Sanmesse is an area in southern Japan that has exact scale replica Mo'ai head from Easter island. Some of the Mo'ai face the ocean, towards Easter island which is facing Samesse from the other side of the world.
Moai, or mo‘ai, are monolithic human figures carved from rock on the Polynesian island of Easter Island, Chile between the years 1250 and 1500. Nearly half are still at Rano Raraku, the main moai quarry, but hundreds were transported from there and set on stone platforms called ahu around the island’s perimeter. Almost all moai have overly large heads three-fifths the size of their bodies. The moai are chiefly the living faces of deified ancestors. The statues still gazed inland across their clan lands when Europeans first visited the island, but most would be cast down during later conflicts between clans.
The 887 statues, production and transportation is considered a remarkable creative and physical feat.
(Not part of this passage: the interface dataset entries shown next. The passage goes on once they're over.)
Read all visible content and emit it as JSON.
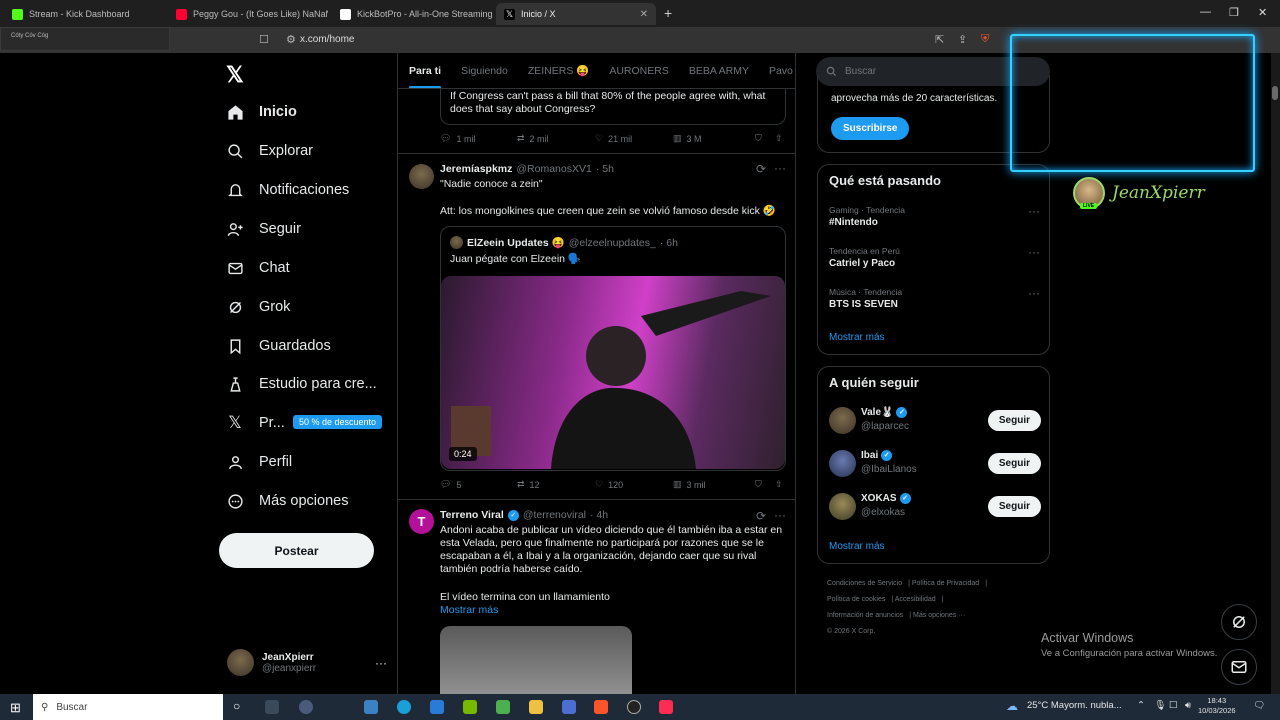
{
  "browser": {
    "tabs": [
      {
        "label": "Stream - Kick Dashboard",
        "color": "#53fc18"
      },
      {
        "label": "Peggy Gou - (It Goes Like) NaNaNa (...",
        "color": "#ff0033"
      },
      {
        "label": "KickBotPro - All-in-One Streaming To...",
        "color": "#ffffff"
      },
      {
        "label": "Inicio / X",
        "color": "#000000"
      }
    ],
    "url": "x.com/home",
    "overlay_label": "Cóty Cóv Cóg"
  },
  "nav": {
    "items": [
      {
        "label": "Inicio",
        "icon": "home-icon"
      },
      {
        "label": "Explorar",
        "icon": "search-icon"
      },
      {
        "label": "Notificaciones",
        "icon": "bell-icon"
      },
      {
        "label": "Seguir",
        "icon": "add-user-icon"
      },
      {
        "label": "Chat",
        "icon": "mail-icon"
      },
      {
        "label": "Grok",
        "icon": "grok-icon"
      },
      {
        "label": "Guardados",
        "icon": "bookmark-icon"
      },
      {
        "label": "Estudio para cre...",
        "icon": "studio-icon"
      },
      {
        "label": "Pr...",
        "icon": "x-icon"
      },
      {
        "label": "Perfil",
        "icon": "user-icon"
      },
      {
        "label": "Más opciones",
        "icon": "more-icon"
      }
    ],
    "premium_badge": "50 % de descuento",
    "post_label": "Postear",
    "account": {
      "name": "JeanXpierr",
      "handle": "@jeanxpierr"
    }
  },
  "feed": {
    "tabs": [
      "Para ti",
      "Siguiendo",
      "ZEINERS 😝",
      "AURONERS",
      "BEBA ARMY",
      "Pavo Ra"
    ],
    "post0": {
      "quote_text": "If Congress can't pass a bill that 80% of the people agree with, what does that say about Congress?",
      "replies": "1 mil",
      "reposts": "2 mil",
      "likes": "21 mil",
      "views": "3 M"
    },
    "post1": {
      "name": "Jeremíaspkmz",
      "handle": "@RomanosXV1",
      "time": "· 5h",
      "text1": "\"Nadie conoce a zein\"",
      "text2": "Att: los mongolkines que creen que zein se volvió famoso desde kick 🤣",
      "quote": {
        "name": "ElZeein Updates 😝",
        "handle": "@elzeelnupdates_",
        "time": "· 6h",
        "text": "Juan pégate con Elzeein 🗣️",
        "duration": "0:24"
      },
      "replies": "5",
      "reposts": "12",
      "likes": "120",
      "views": "3 mil"
    },
    "post2": {
      "name": "Terreno Viral",
      "handle": "@terrenoviral",
      "time": "· 4h",
      "text": "Andoni acaba de publicar un vídeo diciendo que él también iba a estar en esta Velada, pero que finalmente no participará por razones que se le escapaban a él, a Ibai y a la organización, dejando caer que su rival también podría haberse caído.",
      "text2": "El vídeo termina con un llamamiento",
      "more": "Mostrar más"
    }
  },
  "right": {
    "search_placeholder": "Buscar",
    "premium_text": "aprovecha más de 20 características.",
    "subscribe": "Suscribirse",
    "trends_title": "Qué está pasando",
    "trends": [
      {
        "category": "Gaming · Tendencia",
        "name": "#Nintendo"
      },
      {
        "category": "Tendencia en Perú",
        "name": "Catriel y Paco"
      },
      {
        "category": "Música · Tendencia",
        "name": "BTS IS SEVEN"
      }
    ],
    "show_more": "Mostrar más",
    "follow_title": "A quién seguir",
    "follow": [
      {
        "name": "Vale🐰",
        "handle": "@laparcec"
      },
      {
        "name": "Ibai",
        "handle": "@IbaiLlanos"
      },
      {
        "name": "XOKAS",
        "handle": "@elxokas"
      }
    ],
    "follow_label": "Seguir",
    "footer": [
      "Condiciones de Servicio",
      "Política de Privacidad",
      "Política de cookies",
      "Accesibilidad",
      "Información de anuncios",
      "Más opciones ···",
      "© 2026 X Corp."
    ]
  },
  "overlay": {
    "streamer": "JeanXpierr",
    "live": "LIVE"
  },
  "windows": {
    "activate_title": "Activar Windows",
    "activate_sub": "Ve a Configuración para activar Windows.",
    "search": "Buscar",
    "weather": "25°C  Mayorm. nubla...",
    "time": "18:43",
    "date": "10/03/2026"
  }
}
The tallest moai erected, called Paro, was almost 10 metres (33 ft) high and weighed 75 tons, the heaviest erected was a shorter but squatter moai at Ahu Tongariki, weighing 86 tons, and one unfinished sculpture, if completed, would have been approximately 21 metres (69 ft) tall with a weight of about 270 tons.
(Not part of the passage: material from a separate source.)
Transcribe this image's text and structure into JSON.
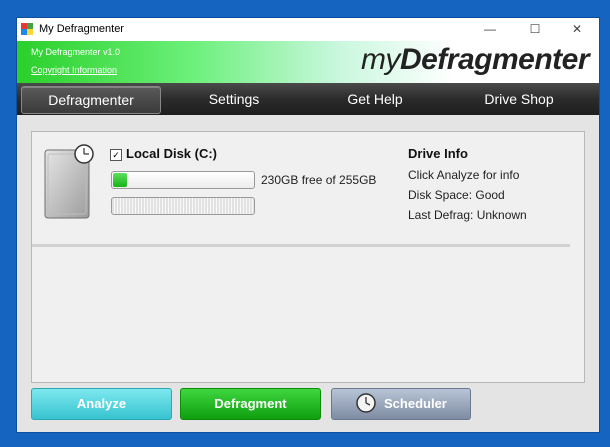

Eleven or more moai have been removed from the island and transported to locations around the world, including six out of the thirteen moai that were carved from basalt. ( wikipedia ). This one on the picture is in the Musee du Louvre in Paris.